A little BOP engine was employed about a deepwater drilling site for such work as it was built, stopping a surge of gas that could sink a drilling rig, killing people and massive amounts of marine life, devastating communities, polluting a major body of water and coast line, and causing health problems and environmental and economic devastation for years to come. One day it was waiting for the next call when a train of company men asked a surge test to prove that the plugging of the well was possible, though the reserve had released a long train of kicks before, "I can’t; that is too much a pull for me," said the surge test. Then the long train of company men asked another failsafe, and another, only to hear excuses and be refused. In desperation, the train of bickering company men asked the little ten-year-old BOP, not configured on the bottom of the Gulf floor to stop the buildup of methane hydrates, to keep a massive surge of ice crystals and gas from going up the grade of a 5000 foot riser and raining down fire and ice. "I think I can," puffed the little BOP, and put itself in front of the great heavy train of pressure from deep below. As it went on the little BOP kept bravely puffing faster and faster, "I think I can, I think I can, I think I can." As the final huge kick reached the inside of the little BOP he went more slowly. However, it still kept saying, "I–think–I–can, I–think–I–can." The methane hydrates built up so thickly in the little BOP that its shears could not work. Then the bravery of a rig worker kicked in and he decided on his own, in terror, to hit the last failsafe mechanism to help the little BOP. Damning itself, the little BOP said, "I thought I could, I thought I could.”
This is of course a fairytale, but a fairytale that the little BOP that thought it could so desperately wishes it could relay in just one of the numerous hearings and “investigations” as to why it failed to be the failsafe it was not designed and configured to be in a deepwater drilling environment that is known for large reserves of methane hydrates that have historically built up in this geologic region and naturally release their pressure straight from the ocean floor. The little BOP would bring so much deeper meaning to the term “Whistleblower”.
The little BOP might spill the whole kit and caboodle of methane hydrates and say, “I am not to blame. You all are. What were you thinking when you passed The Methane Hydrate Research and Development Act of 2000? I quote from an update from the Government Affairs Program American Geological Institute”, the little BOP continues:
There are technological problems that must be addressed before methane hydrate can be economically and safely extracted. In its natural state below permafrost or under the seafloor, methane hydrate is a solid and cannot flow up the drill stem. Recovery methods, such as steam flooding and depressurization are centered around causing the methane to sublimate, which enables production as a gas. However, expansion associated with the phase change of methane hydrate to methane gas has historically been a hazard to oil exploration and production. For instance, the escape of methane gas to shallow depths has been responsible for the disappearance of whole rigs from the induced liquefaction of sediment into which they were secured.

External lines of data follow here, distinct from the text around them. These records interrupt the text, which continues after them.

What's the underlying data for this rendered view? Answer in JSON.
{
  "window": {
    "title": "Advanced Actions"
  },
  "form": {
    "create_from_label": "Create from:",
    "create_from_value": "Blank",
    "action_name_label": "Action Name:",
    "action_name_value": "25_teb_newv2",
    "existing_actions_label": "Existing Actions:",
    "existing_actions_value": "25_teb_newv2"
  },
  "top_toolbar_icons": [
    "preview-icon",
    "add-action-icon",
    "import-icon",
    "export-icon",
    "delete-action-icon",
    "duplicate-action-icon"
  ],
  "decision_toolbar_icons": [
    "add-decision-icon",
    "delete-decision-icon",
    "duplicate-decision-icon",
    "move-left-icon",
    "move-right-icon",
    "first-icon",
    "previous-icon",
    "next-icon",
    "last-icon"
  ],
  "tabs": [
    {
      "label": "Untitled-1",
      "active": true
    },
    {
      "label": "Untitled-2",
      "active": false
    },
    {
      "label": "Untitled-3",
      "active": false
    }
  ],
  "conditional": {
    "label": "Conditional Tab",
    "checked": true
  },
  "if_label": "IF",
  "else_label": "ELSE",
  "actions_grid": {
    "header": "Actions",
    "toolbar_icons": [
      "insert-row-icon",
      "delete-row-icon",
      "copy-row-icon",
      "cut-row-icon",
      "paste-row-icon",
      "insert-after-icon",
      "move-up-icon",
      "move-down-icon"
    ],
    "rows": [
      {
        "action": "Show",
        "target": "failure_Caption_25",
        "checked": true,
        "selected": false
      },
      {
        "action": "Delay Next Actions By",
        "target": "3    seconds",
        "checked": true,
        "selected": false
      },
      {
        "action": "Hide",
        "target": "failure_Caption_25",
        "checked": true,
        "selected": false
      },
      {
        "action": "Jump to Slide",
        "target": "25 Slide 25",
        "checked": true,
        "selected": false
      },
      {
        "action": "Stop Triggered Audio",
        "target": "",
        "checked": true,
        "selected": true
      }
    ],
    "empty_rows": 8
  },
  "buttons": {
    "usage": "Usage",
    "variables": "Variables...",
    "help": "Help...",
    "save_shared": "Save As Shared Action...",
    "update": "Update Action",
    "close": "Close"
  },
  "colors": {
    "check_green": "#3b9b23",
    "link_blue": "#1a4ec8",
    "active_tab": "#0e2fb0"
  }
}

Methane hydrates are also thought to be responsible for some massive submarine landslides.
The little BOP chugs on, “I submitted this for the record weeks ago, along with the amendment to the act, and the follow up legislation from 2005. Not one of you has brought it up today. Mr. Lamar McKay cannot even say the word ‘methane’. ‘Don’t know the specific fluid’. ‘That particular fluid.’ That ‘very unique fluid.’ ‘Learning about the fluid’.’ ‘No one could have predicted.’ A research crew from the Gulf of Mexico Hydrate Research Consortium funded by the Department of Energy sits within eye shot of the explosion, videoing their research of capturing methane hydrates straight from the ocean floor. Even with massive amounts of government research, Mr. Cohen doesn’t even seem to know or can’t bring himself to say exactly what ‘froze’.”
Gaveling for dear life and trying desperately to talk over the cheering proletariat, the chair yells, “We will tolerate no outburst! The BOP’s time has expired. The BOP’s time has expired. We will take recess.” When the hearings begin again, the little BOP, that wanted to be the hero to control one of the most abundant sources of fossil fuels that the public seldom hears by name and greatest forces of Mother Nature that has ever existed on our planet, was only to be found on live cam serving no purpose than to be an image of something to blame.
If a BOP on land or sea could talk, it just might ask what exactly were the 33 rigs that are affected by the drilling moratorium going to explore. Where oh where and in what deepwater formations were its little BOP buddies going to be? And would the Q4000 drilling and intervention vessel need to intervene on their behalf if the moratorium is lifted once its contracts expire with BP?
Perhaps contracts with industry and the government and Helix Energy Solutions for design and fabrication of a "toolkit" to help with methane hydrate control will give its little BOP buddies a sense of safety that one day they might not be the ones to blame but the heroes that bring our environment and economy the abundance of what has disarmingly become known as clean-burning natural gas. We–think–We–can, We–think–We—can, says government and industry: Methane Hydrate: Future Within our Grasp.